**EXERCISE GOAL**
The required output is all lines below that contain the word "this".

**SUPPLIED MATERIAL**

= = = = =

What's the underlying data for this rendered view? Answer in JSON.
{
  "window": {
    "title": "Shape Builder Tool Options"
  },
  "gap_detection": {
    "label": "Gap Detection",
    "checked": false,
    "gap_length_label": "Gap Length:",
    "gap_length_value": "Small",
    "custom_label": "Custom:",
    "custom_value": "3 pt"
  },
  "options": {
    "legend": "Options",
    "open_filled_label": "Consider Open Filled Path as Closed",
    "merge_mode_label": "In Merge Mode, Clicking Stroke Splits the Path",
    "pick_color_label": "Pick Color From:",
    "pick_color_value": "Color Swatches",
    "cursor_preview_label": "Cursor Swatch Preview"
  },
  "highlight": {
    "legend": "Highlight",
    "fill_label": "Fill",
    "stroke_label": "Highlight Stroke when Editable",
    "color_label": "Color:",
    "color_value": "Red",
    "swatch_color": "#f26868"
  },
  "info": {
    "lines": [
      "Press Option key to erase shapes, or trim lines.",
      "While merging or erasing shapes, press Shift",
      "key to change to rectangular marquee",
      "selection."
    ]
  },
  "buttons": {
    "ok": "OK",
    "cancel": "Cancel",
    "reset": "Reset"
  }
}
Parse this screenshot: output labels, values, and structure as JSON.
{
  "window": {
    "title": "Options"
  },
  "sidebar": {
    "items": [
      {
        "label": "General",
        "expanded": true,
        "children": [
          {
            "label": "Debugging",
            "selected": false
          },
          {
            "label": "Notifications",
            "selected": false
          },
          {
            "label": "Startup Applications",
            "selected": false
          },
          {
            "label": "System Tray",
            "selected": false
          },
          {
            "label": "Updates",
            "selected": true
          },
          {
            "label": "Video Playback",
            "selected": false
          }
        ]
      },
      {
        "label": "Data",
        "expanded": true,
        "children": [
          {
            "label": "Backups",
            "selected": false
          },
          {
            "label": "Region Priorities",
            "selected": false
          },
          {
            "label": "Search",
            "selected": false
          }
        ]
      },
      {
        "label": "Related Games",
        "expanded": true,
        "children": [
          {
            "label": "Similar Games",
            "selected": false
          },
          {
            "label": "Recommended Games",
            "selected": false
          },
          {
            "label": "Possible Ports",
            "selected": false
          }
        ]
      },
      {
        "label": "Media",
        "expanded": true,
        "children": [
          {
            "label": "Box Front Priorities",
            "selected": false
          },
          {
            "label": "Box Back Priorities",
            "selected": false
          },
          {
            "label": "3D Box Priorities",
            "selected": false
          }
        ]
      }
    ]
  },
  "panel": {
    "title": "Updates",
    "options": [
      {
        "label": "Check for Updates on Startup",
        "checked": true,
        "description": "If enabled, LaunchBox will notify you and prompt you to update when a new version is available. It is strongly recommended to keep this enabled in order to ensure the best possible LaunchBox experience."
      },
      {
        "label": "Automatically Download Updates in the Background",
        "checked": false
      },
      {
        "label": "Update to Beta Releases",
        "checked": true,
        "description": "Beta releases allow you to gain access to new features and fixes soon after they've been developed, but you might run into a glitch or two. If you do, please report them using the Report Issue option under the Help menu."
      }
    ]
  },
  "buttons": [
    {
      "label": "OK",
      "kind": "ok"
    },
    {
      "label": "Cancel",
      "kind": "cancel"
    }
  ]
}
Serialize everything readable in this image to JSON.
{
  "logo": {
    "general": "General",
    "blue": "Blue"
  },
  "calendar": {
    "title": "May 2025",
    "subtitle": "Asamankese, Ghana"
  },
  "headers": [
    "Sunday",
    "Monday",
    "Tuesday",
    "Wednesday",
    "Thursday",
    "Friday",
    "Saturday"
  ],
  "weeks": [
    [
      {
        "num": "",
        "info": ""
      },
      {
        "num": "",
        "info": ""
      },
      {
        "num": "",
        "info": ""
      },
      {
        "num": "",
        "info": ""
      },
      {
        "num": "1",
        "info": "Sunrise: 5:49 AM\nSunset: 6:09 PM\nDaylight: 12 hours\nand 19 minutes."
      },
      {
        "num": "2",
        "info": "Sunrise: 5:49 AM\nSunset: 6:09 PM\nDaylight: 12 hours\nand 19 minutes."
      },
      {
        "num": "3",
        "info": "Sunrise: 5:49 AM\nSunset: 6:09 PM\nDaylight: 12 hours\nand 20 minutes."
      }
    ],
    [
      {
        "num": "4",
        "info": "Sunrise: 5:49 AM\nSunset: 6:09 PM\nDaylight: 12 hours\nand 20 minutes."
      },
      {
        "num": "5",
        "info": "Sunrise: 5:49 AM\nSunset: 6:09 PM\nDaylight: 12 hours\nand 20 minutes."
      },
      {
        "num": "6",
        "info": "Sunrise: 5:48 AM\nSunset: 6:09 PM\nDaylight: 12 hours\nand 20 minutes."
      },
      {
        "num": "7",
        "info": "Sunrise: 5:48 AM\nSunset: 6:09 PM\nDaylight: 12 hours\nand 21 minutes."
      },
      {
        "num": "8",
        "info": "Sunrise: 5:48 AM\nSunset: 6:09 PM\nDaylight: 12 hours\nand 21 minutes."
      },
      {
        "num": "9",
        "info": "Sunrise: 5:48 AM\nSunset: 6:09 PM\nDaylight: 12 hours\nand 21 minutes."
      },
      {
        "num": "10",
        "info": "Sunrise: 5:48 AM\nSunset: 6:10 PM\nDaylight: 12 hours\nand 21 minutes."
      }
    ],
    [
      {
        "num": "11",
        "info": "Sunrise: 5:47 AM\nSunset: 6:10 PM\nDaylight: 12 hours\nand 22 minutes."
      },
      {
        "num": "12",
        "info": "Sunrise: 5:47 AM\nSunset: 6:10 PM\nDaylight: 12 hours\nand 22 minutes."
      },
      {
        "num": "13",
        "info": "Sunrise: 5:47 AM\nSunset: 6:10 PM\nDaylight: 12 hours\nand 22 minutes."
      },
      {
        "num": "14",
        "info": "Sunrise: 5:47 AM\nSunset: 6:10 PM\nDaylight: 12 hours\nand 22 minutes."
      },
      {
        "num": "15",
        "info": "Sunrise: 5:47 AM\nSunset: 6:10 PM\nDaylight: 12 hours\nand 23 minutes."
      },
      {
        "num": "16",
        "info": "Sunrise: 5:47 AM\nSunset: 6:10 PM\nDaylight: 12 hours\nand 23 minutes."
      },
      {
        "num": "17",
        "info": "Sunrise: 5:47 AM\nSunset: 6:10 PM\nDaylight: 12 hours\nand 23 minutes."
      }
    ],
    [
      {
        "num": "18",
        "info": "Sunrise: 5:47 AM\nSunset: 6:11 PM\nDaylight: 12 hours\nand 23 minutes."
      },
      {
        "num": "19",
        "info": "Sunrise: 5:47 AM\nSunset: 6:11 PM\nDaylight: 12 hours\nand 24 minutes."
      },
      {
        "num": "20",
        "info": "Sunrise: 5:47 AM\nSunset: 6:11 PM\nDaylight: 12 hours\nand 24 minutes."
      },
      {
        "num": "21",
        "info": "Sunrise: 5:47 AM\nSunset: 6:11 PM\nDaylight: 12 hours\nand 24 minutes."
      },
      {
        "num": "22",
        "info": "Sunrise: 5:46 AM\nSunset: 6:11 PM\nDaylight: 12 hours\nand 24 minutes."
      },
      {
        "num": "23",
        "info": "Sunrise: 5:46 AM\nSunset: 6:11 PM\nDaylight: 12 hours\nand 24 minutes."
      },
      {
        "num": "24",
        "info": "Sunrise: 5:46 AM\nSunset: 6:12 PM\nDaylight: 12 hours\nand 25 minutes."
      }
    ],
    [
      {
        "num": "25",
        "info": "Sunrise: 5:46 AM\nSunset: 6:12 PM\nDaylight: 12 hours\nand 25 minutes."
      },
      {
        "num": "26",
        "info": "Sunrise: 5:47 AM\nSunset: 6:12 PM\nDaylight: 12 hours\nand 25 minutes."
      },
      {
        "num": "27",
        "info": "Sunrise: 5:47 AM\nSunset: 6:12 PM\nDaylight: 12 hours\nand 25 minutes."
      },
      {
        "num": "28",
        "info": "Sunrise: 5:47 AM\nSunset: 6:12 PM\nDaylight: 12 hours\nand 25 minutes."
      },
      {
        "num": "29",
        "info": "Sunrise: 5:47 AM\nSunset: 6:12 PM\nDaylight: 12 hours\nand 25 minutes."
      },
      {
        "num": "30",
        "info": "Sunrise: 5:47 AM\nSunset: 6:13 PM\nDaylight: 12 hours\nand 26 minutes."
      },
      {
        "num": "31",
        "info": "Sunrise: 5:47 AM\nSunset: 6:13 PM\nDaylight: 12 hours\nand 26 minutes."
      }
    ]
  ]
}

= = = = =

**OUTPUT OF THE TASK**
What's the underlying data for this rendered view? Answer in JSON.
Parse this screenshot: output labels, values, and structure as JSON.
        "description": "If enabled, LaunchBox will notify you and prompt you to update when a new version is available. It is strongly recommended to keep this enabled in order to ensure the best possible LaunchBox experience."
Serialize everything readable in this image to JSON.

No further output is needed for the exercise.